After you have created preloaded AMIs, replace the AMI IDs in the cluster configuration file with the new preloaded AMI IDs to ensure that all cluster instances use the preloaded AMIs.

Add the following code to the cluster configuration file in the cloudera-manager section to make sure that Cloudera Manager does not try to download the parcels:

cloudera-manager {
     configs {
               customer_banner_html: "Managed by Cloudera Director"
                    MANAGES_PARCELS: false

Run the Cloudera Director validate command again to test bringing up the cluster. See Testing the Cluster Configuration File. The cluster should come up significantly faster than it did when you tested it before.

Prepare the Job Wrapper Script

Define the Hive query or job that you want to execute and a wrapper shell script that runs required prerequisite commands before it executes the query or job on the transient cluster. The Director public GitHub repository contains simple examples of a MapReduce job wrapper script and an Oozie job wrapper script.

For example, the following is a Bash shell wrapper script for a Hive query:

set -x -e
sudo -u hdfs hadoop fs -mkdir /user/ec2-user
sudo -u hdfs hadoop fs -chown ec2-user:ec2-user /user/ec2-user
hive -f query.q
exit 0

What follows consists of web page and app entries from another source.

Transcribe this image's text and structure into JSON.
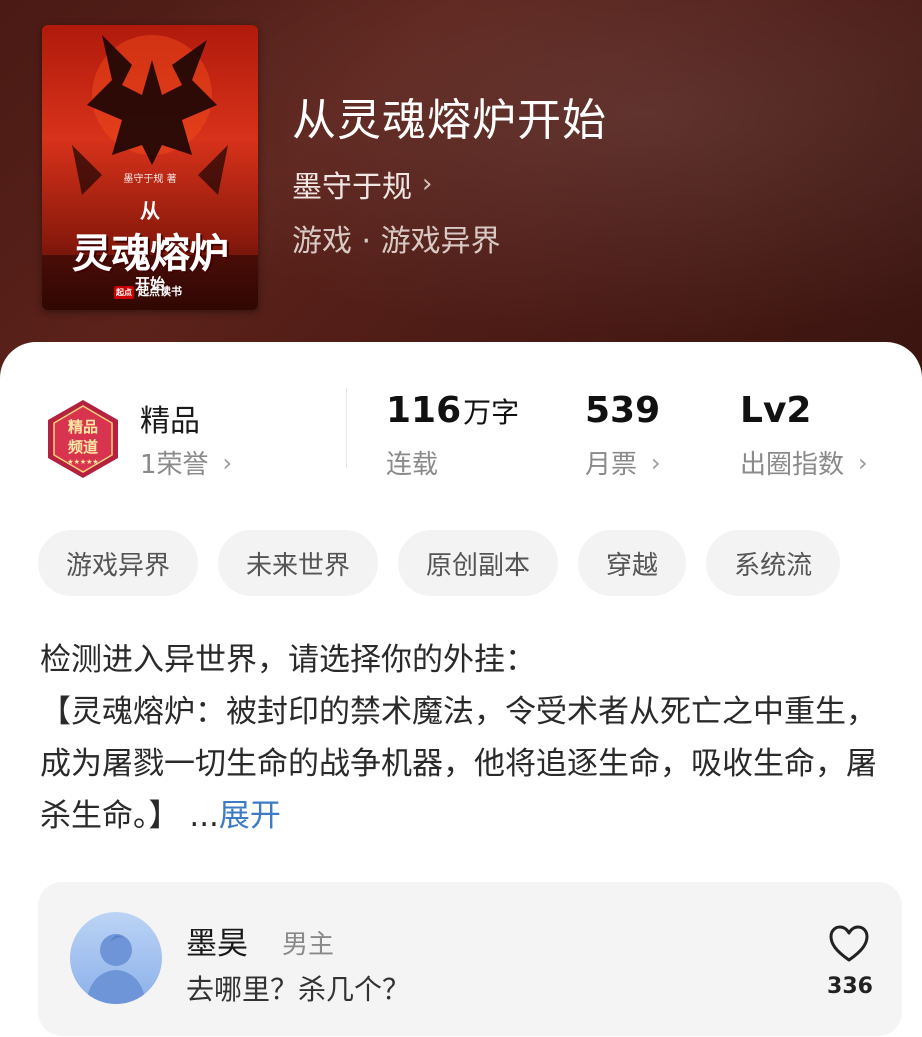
{
  "book": {
    "title": "从灵魂熔炉开始",
    "author": "墨守于规",
    "author_chevron": "›",
    "genre": "游戏 · 游戏异界",
    "cover": {
      "author_credit": "墨守于规 著",
      "title_line1": "从",
      "title_line2": "灵魂熔炉",
      "title_line3": "开始",
      "publisher_badge": "起点",
      "publisher": "起点读书"
    }
  },
  "stats": {
    "badge": {
      "icon": "premium-channel-badge-icon",
      "badge_text_1": "精品",
      "badge_text_2": "频道",
      "label": "精品",
      "sub": "1荣誉"
    },
    "words": {
      "value": "116",
      "unit": "万字",
      "sub": "连载"
    },
    "votes": {
      "value": "539",
      "sub": "月票"
    },
    "level": {
      "value": "Lv2",
      "sub": "出圈指数"
    },
    "chevron": "›"
  },
  "tags": [
    "游戏异界",
    "未来世界",
    "原创副本",
    "穿越",
    "系统流"
  ],
  "description": {
    "line1": "检测进入异世界，请选择你的外挂：",
    "line2": "【灵魂熔炉：被封印的禁术魔法，令受术者从死亡之中重生，成为屠戮一切生命的战争机器，他将追逐生命，吸收生命，屠杀生命。】",
    "ellipsis": " ...",
    "expand": "展开"
  },
  "character": {
    "name": "墨昊",
    "role": "男主",
    "quote": "去哪里？杀几个？",
    "likes": "336",
    "like_icon": "heart-outline-icon",
    "avatar_icon": "silhouette-avatar-icon"
  },
  "colors": {
    "hero_bg": "#4e1c16",
    "expand_link": "#3d7cc4",
    "tag_bg": "#f3f3f3"
  }
}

Where query.q contains the Hive query. After you create the job wrapper script, test it to make sure it runs without errors.

Log Collection

Save all relevant log files in S3 because they disappear when you terminate the transient cluster. Use these log files to debug any failed jobs after the cluster is terminated. To save the log files, add an additional step to your job wrapper shell script.

Example for copying Hive logs from a transient cluster node to S3:

# Install AWS CLI
curl "" -o ""
sudo yum install -y unzip
sudo ./awscli-bundle/install -i /usr/local/aws -b /usr/local/bin/aws

# Set Credentials

# Copy Log Files
aws s3 cp /tmp/ec2-user/hive.log s3://bucket-name/output/hive/logs/

Prepare the End-to-End Job Submission Script

This script automates the end-to-end workflow, including the following steps:

  1. Submit the transient cluster configuration file to Cloudera Director.
  2. Wait for the cluster to be provisioned and ready to use.
  3. Copy all job-related files to the cluster.
  4. Submit the job script to the cluster.
  5. Wait for the job to complete.
  6. Shutdown the cluster.

See the Cloudera Engineering Blog post How-to: Integrate Cloudera Director with a Data Pipeline in the Cloud for information about creating an end-to-end job submission script. A sample script can be downloaded from GitHub here.

Schedule the Recurring Job

To schedule the recurring job, wrap the end-to-end job submission script in a Cron job or by triggering the script to run when a particular event occurs.